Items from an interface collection
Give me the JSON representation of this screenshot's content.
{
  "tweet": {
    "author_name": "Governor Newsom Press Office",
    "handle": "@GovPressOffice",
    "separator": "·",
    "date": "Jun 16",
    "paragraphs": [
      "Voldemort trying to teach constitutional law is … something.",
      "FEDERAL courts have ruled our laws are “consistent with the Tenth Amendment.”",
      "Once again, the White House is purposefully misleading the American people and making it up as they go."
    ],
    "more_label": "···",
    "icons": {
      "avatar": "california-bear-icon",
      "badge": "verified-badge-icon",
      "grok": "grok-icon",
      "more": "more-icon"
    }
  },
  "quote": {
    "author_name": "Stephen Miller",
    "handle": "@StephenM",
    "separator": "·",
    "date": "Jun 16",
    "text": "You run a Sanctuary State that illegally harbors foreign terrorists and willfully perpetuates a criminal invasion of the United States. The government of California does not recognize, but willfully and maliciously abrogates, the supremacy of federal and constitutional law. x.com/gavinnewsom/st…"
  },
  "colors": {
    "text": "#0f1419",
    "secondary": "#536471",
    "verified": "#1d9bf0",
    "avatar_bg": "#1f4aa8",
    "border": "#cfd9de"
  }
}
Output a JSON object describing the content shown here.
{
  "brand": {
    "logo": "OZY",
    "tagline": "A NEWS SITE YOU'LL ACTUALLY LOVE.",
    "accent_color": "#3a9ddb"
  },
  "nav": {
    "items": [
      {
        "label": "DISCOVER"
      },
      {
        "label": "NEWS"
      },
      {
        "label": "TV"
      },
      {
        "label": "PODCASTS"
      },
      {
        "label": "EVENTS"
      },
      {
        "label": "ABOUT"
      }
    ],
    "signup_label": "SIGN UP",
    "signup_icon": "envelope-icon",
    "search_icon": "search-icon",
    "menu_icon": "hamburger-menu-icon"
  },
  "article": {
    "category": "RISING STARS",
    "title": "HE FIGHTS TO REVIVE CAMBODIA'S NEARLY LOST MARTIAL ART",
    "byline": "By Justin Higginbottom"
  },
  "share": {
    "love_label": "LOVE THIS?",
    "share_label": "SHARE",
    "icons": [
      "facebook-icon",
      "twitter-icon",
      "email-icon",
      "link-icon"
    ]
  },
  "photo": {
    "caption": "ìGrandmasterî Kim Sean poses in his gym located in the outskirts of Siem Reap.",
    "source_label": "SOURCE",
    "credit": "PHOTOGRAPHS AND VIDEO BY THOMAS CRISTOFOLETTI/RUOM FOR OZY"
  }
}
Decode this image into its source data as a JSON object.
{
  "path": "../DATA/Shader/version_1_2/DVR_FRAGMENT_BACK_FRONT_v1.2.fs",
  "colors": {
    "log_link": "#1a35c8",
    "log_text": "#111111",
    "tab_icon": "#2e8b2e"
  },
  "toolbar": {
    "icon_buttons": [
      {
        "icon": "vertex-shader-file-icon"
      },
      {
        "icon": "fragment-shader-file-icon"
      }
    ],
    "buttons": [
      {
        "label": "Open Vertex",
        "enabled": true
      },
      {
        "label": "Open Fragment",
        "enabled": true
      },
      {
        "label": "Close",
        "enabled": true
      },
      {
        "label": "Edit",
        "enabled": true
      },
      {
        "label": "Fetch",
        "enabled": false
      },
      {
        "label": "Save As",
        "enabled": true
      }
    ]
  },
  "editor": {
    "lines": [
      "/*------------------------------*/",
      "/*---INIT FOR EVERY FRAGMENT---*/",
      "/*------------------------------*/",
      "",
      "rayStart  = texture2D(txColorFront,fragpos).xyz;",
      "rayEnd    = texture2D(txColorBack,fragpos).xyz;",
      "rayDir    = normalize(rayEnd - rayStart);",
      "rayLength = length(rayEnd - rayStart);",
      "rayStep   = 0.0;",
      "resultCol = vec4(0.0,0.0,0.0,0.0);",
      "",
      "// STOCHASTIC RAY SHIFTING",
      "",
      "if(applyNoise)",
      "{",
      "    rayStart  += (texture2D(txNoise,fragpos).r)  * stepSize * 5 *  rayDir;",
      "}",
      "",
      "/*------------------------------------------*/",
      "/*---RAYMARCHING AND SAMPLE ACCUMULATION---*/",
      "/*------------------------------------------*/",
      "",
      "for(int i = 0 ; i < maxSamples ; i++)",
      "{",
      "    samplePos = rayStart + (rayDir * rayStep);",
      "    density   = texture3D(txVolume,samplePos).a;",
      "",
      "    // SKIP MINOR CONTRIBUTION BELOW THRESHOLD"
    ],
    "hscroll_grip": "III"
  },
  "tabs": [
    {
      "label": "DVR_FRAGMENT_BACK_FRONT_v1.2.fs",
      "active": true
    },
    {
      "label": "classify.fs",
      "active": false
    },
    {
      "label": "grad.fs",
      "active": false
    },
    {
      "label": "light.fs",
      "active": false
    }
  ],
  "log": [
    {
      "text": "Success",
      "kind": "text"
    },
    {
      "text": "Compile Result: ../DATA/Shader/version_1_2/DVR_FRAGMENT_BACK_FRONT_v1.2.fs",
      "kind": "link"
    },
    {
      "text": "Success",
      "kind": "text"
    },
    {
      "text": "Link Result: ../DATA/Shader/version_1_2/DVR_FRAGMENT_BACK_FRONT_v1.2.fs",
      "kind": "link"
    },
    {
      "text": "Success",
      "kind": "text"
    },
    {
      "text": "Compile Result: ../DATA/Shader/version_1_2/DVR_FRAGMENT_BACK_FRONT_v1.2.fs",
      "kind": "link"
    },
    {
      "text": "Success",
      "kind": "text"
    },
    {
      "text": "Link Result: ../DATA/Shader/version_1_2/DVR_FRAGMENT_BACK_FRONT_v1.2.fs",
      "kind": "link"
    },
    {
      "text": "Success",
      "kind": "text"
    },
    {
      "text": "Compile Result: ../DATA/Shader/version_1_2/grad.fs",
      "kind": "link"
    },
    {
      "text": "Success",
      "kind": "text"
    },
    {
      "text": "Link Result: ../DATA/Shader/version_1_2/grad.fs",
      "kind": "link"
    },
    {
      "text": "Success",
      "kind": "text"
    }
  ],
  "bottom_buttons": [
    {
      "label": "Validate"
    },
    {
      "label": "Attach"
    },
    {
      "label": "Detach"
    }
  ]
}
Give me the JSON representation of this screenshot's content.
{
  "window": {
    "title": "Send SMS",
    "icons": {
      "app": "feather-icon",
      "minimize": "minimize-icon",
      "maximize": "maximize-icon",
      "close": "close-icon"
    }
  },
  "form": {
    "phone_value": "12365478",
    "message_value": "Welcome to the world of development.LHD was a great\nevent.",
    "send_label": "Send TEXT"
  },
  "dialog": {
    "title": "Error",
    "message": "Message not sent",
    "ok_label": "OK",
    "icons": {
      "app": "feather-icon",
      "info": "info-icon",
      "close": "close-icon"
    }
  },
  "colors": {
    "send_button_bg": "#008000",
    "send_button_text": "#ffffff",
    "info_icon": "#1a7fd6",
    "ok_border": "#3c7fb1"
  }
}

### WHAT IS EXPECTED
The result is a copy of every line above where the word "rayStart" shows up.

### RESPONSE TO THIS TASK
      "rayStart  = texture2D(txColorFront,fragpos).xyz;",
      "rayDir    = normalize(rayEnd - rayStart);",
      "rayLength = length(rayEnd - rayStart);",
      "    rayStart  += (texture2D(txNoise,fragpos).r)  * stepSize * 5 *  rayDir;",
      "    samplePos = rayStart + (rayDir * rayStep);",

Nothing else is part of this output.